From the records below, return every line containing the word "folder".

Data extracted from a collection
_ _ _

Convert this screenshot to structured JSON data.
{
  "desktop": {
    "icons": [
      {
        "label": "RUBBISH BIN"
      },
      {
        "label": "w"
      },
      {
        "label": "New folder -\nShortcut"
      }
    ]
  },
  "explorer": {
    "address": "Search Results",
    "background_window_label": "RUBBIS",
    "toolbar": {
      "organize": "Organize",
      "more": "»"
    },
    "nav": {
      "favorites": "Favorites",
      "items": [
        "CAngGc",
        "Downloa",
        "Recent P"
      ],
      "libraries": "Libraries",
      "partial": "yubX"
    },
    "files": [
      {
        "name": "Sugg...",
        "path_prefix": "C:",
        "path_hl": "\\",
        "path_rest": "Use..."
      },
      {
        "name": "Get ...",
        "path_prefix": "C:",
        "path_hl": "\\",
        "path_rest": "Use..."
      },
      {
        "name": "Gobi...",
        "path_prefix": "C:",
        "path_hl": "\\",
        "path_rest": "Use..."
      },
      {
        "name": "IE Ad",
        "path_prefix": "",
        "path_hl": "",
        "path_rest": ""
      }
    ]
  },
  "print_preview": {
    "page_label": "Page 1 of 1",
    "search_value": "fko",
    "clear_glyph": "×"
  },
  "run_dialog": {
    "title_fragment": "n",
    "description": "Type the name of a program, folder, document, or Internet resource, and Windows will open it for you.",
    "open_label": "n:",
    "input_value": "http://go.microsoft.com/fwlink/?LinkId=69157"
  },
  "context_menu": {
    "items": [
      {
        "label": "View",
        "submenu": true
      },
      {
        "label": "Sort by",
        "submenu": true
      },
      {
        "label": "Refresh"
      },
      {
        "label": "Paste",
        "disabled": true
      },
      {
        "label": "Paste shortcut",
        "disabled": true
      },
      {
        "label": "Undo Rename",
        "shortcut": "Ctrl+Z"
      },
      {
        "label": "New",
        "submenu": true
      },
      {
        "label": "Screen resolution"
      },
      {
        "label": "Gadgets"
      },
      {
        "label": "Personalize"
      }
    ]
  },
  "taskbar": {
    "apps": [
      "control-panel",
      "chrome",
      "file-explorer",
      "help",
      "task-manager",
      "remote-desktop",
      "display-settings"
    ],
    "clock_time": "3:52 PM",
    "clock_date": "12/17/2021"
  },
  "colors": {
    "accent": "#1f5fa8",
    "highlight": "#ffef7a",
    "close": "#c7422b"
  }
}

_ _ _

ANSWER SECTION:
        "label": "New folder -\nShortcut"
    "description": "Type the name of a program, folder, document, or Internet resource, and Windows will open it for you.",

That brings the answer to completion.